[Data excerpts]

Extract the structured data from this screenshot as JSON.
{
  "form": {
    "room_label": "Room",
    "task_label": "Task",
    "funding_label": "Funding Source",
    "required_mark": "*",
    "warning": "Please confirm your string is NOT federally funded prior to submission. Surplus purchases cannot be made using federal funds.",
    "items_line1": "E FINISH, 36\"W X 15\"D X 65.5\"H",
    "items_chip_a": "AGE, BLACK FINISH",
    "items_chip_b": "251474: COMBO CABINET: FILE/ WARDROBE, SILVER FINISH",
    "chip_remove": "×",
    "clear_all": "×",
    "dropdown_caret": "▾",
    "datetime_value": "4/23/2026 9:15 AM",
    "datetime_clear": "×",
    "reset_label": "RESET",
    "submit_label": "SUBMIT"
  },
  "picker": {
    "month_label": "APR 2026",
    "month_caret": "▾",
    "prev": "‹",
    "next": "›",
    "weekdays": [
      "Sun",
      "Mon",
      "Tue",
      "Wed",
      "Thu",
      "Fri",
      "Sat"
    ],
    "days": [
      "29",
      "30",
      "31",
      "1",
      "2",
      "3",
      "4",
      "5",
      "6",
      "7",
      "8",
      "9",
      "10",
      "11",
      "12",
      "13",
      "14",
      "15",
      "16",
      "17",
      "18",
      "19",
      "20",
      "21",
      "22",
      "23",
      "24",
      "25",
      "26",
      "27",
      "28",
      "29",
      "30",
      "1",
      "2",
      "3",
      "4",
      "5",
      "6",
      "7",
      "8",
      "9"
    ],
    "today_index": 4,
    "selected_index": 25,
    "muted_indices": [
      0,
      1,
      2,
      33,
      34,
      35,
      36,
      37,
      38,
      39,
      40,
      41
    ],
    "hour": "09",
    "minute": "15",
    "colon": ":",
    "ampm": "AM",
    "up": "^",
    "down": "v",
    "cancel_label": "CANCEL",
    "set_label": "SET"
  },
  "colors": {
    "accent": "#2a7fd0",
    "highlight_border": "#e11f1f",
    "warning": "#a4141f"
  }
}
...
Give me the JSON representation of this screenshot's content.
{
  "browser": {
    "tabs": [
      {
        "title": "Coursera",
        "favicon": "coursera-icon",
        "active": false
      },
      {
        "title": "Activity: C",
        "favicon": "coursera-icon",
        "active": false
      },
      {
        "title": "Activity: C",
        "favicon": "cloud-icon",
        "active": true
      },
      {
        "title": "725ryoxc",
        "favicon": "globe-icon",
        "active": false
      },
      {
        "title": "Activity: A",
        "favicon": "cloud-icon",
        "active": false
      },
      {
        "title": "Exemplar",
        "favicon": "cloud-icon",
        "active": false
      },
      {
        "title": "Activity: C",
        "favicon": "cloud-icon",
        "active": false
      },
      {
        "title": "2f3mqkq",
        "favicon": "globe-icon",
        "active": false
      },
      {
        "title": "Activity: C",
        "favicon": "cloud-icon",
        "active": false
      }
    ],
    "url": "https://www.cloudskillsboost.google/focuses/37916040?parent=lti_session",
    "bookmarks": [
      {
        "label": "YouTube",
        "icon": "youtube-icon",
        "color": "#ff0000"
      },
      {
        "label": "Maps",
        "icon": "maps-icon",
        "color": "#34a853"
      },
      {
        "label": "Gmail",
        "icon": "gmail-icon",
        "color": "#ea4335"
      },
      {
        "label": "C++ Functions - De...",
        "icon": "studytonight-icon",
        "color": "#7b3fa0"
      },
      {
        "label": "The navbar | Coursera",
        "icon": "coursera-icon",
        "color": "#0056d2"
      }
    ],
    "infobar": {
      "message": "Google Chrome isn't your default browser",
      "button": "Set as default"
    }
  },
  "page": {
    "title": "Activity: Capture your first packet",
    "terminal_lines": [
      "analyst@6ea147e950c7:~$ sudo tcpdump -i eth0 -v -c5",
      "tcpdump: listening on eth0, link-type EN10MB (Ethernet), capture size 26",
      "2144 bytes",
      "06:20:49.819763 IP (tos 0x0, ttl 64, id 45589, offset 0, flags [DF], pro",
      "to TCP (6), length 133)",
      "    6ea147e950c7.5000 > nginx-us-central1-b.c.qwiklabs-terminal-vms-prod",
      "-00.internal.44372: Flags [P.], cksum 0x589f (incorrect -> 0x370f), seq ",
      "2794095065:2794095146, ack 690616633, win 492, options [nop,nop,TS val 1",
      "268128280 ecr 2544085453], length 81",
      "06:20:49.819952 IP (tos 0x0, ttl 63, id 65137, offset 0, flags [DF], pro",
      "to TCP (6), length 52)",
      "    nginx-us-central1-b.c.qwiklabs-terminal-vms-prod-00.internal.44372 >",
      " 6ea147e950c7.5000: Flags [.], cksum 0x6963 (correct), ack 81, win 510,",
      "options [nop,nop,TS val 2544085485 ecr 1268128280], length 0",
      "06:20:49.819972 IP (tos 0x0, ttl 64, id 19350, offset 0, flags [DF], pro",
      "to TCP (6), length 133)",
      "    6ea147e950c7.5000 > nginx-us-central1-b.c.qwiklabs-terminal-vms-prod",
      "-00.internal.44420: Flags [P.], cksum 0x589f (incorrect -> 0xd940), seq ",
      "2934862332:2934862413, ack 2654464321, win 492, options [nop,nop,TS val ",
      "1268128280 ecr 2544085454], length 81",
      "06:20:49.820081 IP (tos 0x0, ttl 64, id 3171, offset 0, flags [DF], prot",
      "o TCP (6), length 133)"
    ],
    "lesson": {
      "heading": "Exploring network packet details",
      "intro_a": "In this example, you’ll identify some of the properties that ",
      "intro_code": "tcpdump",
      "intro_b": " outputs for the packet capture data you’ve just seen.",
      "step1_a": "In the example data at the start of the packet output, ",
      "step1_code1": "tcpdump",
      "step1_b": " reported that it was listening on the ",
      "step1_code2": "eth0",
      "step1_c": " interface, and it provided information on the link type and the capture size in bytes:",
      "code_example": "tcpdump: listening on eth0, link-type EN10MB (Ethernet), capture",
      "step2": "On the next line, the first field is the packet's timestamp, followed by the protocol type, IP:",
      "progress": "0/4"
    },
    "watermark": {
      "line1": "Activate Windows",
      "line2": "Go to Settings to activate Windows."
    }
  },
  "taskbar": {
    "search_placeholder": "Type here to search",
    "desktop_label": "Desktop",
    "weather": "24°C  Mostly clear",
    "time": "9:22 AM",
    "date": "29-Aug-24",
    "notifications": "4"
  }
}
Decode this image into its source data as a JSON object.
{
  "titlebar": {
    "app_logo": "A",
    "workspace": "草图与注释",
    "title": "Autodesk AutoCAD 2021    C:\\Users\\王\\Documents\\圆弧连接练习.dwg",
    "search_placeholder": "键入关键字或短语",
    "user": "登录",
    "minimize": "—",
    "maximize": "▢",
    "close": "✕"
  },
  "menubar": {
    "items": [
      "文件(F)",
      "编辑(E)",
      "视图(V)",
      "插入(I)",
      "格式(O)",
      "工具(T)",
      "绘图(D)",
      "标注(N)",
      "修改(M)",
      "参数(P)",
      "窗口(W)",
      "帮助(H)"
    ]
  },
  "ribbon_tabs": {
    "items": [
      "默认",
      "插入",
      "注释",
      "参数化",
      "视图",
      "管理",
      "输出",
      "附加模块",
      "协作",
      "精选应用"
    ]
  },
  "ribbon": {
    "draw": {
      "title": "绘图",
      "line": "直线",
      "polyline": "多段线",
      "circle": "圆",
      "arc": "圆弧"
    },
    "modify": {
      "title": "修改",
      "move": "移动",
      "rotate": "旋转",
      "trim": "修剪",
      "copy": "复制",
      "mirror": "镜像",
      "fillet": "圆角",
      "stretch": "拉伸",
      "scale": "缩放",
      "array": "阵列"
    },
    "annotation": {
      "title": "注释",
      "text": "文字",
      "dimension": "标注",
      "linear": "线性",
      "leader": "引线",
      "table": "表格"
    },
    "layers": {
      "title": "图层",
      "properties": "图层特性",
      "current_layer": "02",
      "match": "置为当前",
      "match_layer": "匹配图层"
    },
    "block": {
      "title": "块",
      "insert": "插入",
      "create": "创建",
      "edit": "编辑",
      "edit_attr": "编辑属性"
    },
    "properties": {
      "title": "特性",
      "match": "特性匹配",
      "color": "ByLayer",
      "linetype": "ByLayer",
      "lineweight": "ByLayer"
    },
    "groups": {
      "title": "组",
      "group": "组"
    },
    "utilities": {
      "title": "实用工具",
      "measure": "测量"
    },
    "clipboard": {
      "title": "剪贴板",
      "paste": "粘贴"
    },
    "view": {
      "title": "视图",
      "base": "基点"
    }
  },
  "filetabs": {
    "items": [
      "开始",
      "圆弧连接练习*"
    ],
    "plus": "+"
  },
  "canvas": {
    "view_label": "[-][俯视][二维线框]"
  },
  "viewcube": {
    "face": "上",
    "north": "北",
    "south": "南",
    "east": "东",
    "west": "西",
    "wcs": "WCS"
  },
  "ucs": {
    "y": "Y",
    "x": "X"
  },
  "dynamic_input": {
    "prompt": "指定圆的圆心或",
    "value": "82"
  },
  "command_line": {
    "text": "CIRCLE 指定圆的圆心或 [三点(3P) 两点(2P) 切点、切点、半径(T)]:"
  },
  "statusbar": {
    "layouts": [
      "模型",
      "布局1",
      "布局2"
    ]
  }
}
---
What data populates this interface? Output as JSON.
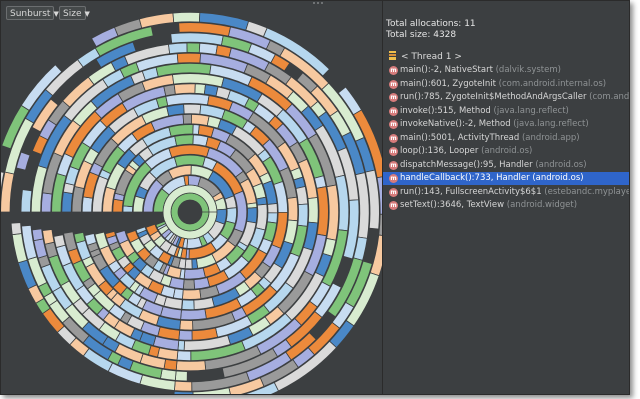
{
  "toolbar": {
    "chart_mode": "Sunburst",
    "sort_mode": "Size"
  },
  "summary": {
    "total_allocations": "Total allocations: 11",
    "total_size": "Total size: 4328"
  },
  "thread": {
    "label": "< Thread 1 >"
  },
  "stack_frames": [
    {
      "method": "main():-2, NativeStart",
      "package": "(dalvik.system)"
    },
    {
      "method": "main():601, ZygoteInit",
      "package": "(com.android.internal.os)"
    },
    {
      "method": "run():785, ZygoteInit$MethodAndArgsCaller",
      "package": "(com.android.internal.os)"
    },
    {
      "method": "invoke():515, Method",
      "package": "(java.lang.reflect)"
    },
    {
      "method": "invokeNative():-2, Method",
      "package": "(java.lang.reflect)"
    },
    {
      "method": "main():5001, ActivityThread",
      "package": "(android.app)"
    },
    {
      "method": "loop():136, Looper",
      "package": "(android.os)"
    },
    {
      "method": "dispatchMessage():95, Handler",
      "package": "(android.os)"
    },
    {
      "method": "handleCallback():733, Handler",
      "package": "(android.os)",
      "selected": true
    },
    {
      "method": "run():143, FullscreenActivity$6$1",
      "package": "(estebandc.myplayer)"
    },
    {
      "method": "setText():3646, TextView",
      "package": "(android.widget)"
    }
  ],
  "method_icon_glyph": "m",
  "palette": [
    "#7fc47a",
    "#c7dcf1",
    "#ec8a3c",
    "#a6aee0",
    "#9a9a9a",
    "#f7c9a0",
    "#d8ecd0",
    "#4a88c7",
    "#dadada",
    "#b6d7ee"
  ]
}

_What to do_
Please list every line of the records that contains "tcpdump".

_Written answer_
      "analyst@6ea147e950c7:~$ sudo tcpdump -i eth0 -v -c5",
      "tcpdump: listening on eth0, link-type EN10MB (Ethernet), capture size 26",
      "intro_code": "tcpdump",
      "step1_code1": "tcpdump",
      "code_example": "tcpdump: listening on eth0, link-type EN10MB (Ethernet), capture",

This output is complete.